I think it's visceral because we as hunters and trappers are so passionate. Very much like Saskatchewan farmers who are passionate about their land, we are passionate about our culture, so we can be your greatest friends, and if you attack us, we can be your greatest enemy. We'd prefer to be your friend. Our capacity to love is greater than to fight. We want to do good.
For some years in the 1980s and 1990s I felt we were under attack a lot more than we are today and little things were big things because we were sensitive about them. It defines who we are. It's who our families are. It's what we do. Whether we're aboriginal or non-aboriginal, it defines our lives, so when you do something that seems to be small to some, you're hitting us in the heart. You're going to get a visceral reaction from us and maybe sometimes an overreaction.

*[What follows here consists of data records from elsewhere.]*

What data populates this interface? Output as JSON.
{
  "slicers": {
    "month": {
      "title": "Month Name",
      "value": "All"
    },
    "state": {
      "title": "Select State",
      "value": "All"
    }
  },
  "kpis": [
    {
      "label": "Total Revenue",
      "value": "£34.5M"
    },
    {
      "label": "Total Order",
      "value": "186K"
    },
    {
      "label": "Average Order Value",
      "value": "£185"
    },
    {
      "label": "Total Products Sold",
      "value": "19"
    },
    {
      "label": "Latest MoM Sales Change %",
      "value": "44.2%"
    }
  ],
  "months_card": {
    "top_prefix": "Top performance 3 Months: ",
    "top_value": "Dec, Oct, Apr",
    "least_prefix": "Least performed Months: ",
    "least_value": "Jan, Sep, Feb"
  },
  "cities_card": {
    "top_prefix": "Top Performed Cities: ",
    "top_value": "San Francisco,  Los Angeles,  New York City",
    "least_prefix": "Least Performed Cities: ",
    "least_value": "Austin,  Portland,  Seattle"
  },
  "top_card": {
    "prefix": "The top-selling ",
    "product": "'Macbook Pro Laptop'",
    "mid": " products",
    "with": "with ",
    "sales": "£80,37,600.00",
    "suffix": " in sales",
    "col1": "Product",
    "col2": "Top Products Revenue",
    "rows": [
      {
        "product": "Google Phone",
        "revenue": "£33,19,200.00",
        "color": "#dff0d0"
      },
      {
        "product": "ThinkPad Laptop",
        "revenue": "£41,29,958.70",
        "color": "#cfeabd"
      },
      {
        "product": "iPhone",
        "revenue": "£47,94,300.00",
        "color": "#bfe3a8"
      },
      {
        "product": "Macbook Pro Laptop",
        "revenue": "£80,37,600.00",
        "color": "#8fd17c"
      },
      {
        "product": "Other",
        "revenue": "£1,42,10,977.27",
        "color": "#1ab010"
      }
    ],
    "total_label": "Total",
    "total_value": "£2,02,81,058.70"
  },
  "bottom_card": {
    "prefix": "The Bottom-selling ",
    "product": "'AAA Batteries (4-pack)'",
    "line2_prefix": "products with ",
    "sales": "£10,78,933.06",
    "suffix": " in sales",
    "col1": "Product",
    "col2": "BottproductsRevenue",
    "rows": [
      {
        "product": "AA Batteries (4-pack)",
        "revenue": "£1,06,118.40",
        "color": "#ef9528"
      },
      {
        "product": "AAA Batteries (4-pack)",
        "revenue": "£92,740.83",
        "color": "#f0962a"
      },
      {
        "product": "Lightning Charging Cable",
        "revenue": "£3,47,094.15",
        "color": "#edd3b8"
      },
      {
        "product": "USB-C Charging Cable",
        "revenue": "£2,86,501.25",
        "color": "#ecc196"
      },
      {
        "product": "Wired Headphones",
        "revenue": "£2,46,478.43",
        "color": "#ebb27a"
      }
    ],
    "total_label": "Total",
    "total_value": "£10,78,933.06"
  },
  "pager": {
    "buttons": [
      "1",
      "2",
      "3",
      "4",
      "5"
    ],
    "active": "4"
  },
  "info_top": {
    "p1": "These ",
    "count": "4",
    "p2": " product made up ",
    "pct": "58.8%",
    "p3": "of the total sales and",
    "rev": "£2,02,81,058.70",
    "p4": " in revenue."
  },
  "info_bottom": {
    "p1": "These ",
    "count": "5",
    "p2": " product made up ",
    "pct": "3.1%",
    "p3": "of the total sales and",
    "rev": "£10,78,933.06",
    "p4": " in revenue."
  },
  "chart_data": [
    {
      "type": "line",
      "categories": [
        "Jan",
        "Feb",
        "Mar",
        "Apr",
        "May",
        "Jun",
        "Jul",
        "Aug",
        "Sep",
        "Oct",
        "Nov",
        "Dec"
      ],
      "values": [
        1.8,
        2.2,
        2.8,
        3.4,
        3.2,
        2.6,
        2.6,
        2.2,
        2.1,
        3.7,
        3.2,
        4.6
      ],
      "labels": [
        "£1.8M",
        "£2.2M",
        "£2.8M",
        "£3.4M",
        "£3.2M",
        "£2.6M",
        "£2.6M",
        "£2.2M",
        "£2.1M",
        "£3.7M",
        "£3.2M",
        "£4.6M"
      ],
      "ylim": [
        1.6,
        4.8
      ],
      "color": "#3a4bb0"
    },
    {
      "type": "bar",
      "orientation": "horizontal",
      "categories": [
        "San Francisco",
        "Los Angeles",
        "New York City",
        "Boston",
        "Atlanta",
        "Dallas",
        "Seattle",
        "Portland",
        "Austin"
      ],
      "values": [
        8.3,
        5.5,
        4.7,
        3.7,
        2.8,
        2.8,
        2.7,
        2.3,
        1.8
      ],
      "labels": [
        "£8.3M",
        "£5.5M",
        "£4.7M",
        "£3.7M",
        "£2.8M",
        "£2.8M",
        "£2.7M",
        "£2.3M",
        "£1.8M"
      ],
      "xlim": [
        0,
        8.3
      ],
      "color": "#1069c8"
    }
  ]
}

I think we're in a better place now. I don't feel that anymore. Maybe 15 years ago, I was nervous to tell people at a dinner party I was a hunter and trapper. I don't feel that today. People are lining up at my door to get meat now. It's different. I don't know why it's different. I don't know what's changing. I just love it. It's un-Canadian not to respect cultures. We respect each other. We respect our personal choices. That's the other thing. I think when you start trying to take away someone's choice to live their lifestyle, you're going to get an aggressive reaction from them because it's un-Canadian. We don't like that.